To summarise; long term unemployment is a horrendous thing to inflict on a person. No wonder so many people are turning to crime, or drugs and alcohol, or anything else to lessen the feeling of shame, of guilt, of unwontedness and of worthlessness that they feel. When they do find a work it’s often on a 10 hour a week contract where 100% of their earnings will be deducted from their benefits. These jobs also don’t tend to last once the government subsidies dry up. This measure does make the unemployment rate seem better (which is the government’s goal.)
The long term unemployed feel like they are being punished instead of being helped; if they do secure a very low paid role then they can find they are no better off. Working is good, but when you’ve been living in near poverty every pound really matters to you and working for free isn’t very reassuring. Also after years without stable employment many people find working to be initially stressful, and the 0% increase in income just adds to this stress. The government is now talking about forcing unemployed people to attend the job centre for 8 hours a day; I suspect this is a ploy to intimidate people into working, and to make their other actions seem more moderate in comparison. Yet another psychological weapon used against people seeking a place in society.
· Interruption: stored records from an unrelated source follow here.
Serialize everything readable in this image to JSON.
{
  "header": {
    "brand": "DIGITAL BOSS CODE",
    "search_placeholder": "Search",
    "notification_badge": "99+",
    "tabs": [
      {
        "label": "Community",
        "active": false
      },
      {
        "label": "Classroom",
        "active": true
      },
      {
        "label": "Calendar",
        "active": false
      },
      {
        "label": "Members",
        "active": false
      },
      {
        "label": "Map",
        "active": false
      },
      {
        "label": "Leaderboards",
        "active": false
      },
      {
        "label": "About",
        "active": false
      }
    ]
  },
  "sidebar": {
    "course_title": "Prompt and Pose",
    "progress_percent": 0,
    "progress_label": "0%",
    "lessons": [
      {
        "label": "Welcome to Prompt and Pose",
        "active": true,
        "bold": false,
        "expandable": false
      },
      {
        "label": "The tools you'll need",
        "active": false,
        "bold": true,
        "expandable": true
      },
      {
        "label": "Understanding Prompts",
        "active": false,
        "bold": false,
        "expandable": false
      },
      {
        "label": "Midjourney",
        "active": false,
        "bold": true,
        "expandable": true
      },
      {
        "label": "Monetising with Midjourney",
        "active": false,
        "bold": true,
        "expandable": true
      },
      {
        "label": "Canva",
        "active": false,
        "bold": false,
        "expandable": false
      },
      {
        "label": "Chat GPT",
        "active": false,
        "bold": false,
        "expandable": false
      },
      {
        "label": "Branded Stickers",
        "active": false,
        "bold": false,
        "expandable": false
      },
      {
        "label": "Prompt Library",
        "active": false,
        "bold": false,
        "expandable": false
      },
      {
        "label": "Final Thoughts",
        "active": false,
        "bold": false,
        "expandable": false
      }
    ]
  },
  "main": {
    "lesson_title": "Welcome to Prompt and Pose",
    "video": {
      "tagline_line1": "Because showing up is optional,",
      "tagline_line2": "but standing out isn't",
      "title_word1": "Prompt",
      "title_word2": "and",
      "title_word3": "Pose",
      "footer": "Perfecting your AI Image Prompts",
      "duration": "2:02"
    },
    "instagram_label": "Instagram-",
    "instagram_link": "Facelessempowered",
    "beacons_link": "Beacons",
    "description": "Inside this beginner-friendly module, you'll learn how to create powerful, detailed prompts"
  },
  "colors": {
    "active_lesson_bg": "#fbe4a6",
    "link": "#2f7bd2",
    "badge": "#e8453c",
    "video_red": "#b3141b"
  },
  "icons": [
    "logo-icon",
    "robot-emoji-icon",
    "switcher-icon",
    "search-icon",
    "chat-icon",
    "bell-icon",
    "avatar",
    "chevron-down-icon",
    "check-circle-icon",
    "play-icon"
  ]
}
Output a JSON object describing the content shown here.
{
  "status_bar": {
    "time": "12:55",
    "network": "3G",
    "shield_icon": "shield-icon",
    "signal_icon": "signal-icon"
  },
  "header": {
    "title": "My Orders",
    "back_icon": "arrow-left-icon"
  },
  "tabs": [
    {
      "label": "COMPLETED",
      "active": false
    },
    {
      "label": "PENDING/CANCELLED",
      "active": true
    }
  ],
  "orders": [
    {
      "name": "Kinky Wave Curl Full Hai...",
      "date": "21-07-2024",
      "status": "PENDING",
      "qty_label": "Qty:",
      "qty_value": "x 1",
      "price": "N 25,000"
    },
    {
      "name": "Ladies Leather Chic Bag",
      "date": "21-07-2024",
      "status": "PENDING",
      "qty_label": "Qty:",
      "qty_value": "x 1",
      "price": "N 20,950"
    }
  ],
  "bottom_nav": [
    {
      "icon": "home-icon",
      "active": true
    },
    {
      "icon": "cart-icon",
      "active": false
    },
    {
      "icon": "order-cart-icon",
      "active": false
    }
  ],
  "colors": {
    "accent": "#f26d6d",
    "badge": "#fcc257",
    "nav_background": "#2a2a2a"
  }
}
What’s the answer then? We’ll the numerous & crazy government schemes have all but failed and have incurred huge costs in terms of money, economic growth, increased crime and despair. The iron fist approach, as well as fear and intimidation tactics has only exacerbated the situation. What we need is a multifaceted approach with assistance offered on a personal basis designed to help the individual. Proper skills training for people of all ages would be useful for those that would benefit; Reintroduction of EMA or another funding mechanism (for all ages) would also help people looking to reskill. Proper government funded (guaranteed) work experience would also be very useful and the person working should be paid for their time, properly. Some people need some space: Not everybody’s suited to being harassed continuously (daily attendance and job searches… a 2 week basis is adequate). Also guaranteed income would also be useful; it’s hard to survive when your income could be cut at any second for any reason. I would also like to see a scheme where unemployed people were guaranteed a properly paid job after some time and would also like to see people who have got a job retain at least 60% of their benefit meaning they would always be better off working even on a part time basis. These schemes would save money in the long run, support; not penalisation is the answer.
I would also like to see optional education packs for every unemployed person; where they can undertake an educational course (like an Open University style course) and can leave at any time and still be graded (1/4 completed, ½ completed, etc). This would give unemployed people something to do that’s proactive and something they can achieve that will boost their skills and confidence without costing much – and have a real qualification to show after it. Most of the educational training could be given away on DVD, or via a website; and assignments completed online or sent through the mail.
We will continue to look for jobs: all most unemployed people ask is understanding and to know there is light at the end of the tunnel. Lastly the job centre does seem to treat people with utter contempt and the number of pointless bureaucratic hoops seems to have multiplied over time and will probably continue to do so.
Written by David Beck – www.dwbeck.com